| July 14, 1963|
| October 14, 1963|
The 1963 Pacific hurricane season was a below-average season, with 8 storms and 4 hurricanes forming. The season ran through the summer and fall of 1963.
The strongest of these storms were Glenda and Mona, which both had 85 mph (135 km/h) winds. The first storm, Emily, made landfall near Manzanillo, Mexico as a Category 1 hurricane. The next hurricanes, Florence and Glenda, stayed far away from land. Jennifer-Katherine made landfall on Baja California as a tropical depression on September 18. Tropical Storm Irah affected Hawaii as a tropical depression. An unnamed tropical storm curved round Hawaii from 2-8 August. Lillian became post-tropical shortly before making landfall on September 29 with winds of 50 mph. Mona, the final storm of the season made landfall around about the same area as Lillian did with winds of 85 mph.
Timeline of activity in the 1963 Pacific hurricane season1963 Pacific hurricane season Wikipedia
Hurricane Emily formed on June 29 while moving west. It then turned to the north and dissipated over the mountainous regions of Mexico.
Hurricane Florence followed nearly a due west track as it persisted to move away from land and eventually weakened and dissipated without any affect on a landmass.
Hurricane Glenda stayed at sea.
Tropical Storm Four stayed over the ocean.
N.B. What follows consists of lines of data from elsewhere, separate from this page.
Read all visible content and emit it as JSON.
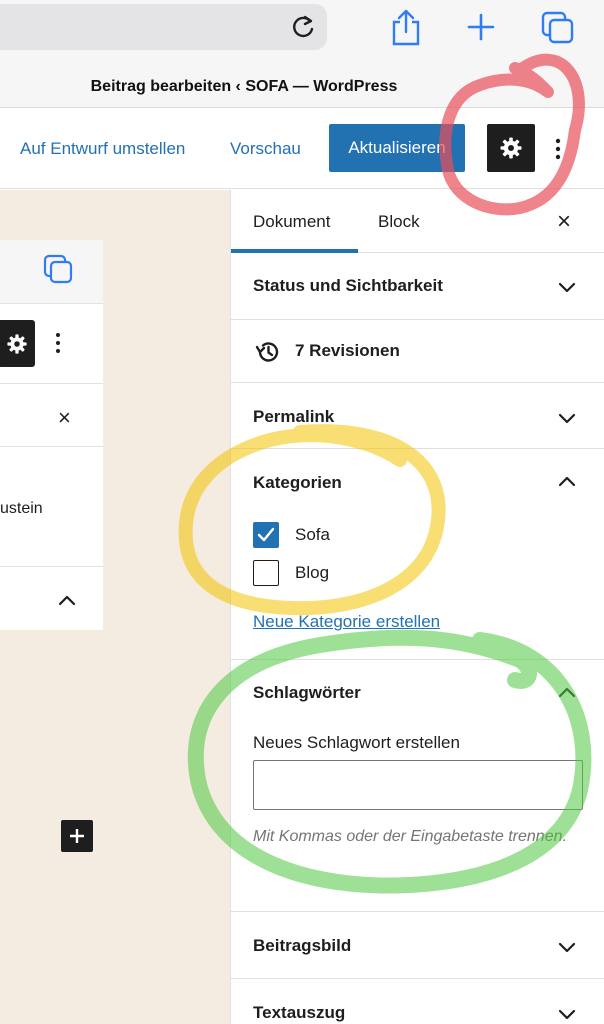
{
  "browser": {
    "page_title": "Beitrag bearbeiten ‹ SOFA — WordPress"
  },
  "header": {
    "draft_link": "Auf Entwurf umstellen",
    "preview_link": "Vorschau",
    "update_button": "Aktualisieren"
  },
  "editor": {
    "inner_text": "ustein",
    "inner_close": "×",
    "add_block": "+"
  },
  "sidebar": {
    "tabs": [
      {
        "label": "Dokument"
      },
      {
        "label": "Block"
      }
    ],
    "close": "×",
    "panels": {
      "status": "Status und Sichtbarkeit",
      "revisions": "7 Revisionen",
      "permalink": "Permalink",
      "categories": "Kategorien",
      "tags": "Schlagwörter",
      "featured_image": "Beitragsbild",
      "excerpt": "Textauszug"
    },
    "categories": [
      {
        "label": "Sofa",
        "checked": true
      },
      {
        "label": "Blog",
        "checked": false
      }
    ],
    "new_category_link": "Neue Kategorie erstellen",
    "tags": {
      "label": "Neues Schlagwort erstellen",
      "value": "",
      "help": "Mit Kommas oder der Eingabetaste trennen."
    }
  },
  "colors": {
    "accent": "#2271b1",
    "canvas": "#f4ece0",
    "annotation_red": "#e8505b",
    "annotation_yellow": "#f2c200",
    "annotation_green": "#4fc93f"
  }
}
Several vessels encountered gale force winds in this storm from the 8th through the 10th as it proceeded northward across the shipping lanes. On the 12th the remnants of the cyclone dissipated near 50N 165W.
Tropical Storm Jennifer-Katherine moved through the Eastern Pacific in mid-September. It moved northward, and hit Baja California on September 18, bringing heavy rain to southern California. A total of 6.50 inches (165 mm) fell in the mountains of southern California from the storm. The storm had two names because it was assumed that Jennifer dissipated and Katherine reformed, but it was in actuality one storm.
Irah peaked at a tropical storm and made a direct hit on Hawaii. . A TIROS satellite photo taken on the 29th, locating it near 25N 175E in the Western Pacific.
Tropical Storm Lillian paralleled the Mexican coast. It was originally moving to the north-west but turned to the west-northeast on 28 September hit Western Mexico as a tropical storm.
Hurricane Mona hit western Mexico on October 19.
The table on the right shows the ACE for each storm in the season. Broadly speaking, the ACE is a measure of the power of a hurricane multiplied by the length of time it existed, so storms that last a long time, as well as particularly strong hurricanes, have high ACEs. ACE is calculated for only full advisories on specifically tropical systems reaching or exceeding wind speeds of 34 knots (39 mph, 63 km/h), or tropical storm strength. Accordingly, tropical depressions are not included here. The ACE also does not include subtropical storms. Later the NHC reexamines the data, and produces a final report on each storm, which can lead to the ACE for a storm being revised either upward or downward. Until the final reports are issued, ACEs are, therefore, provisional.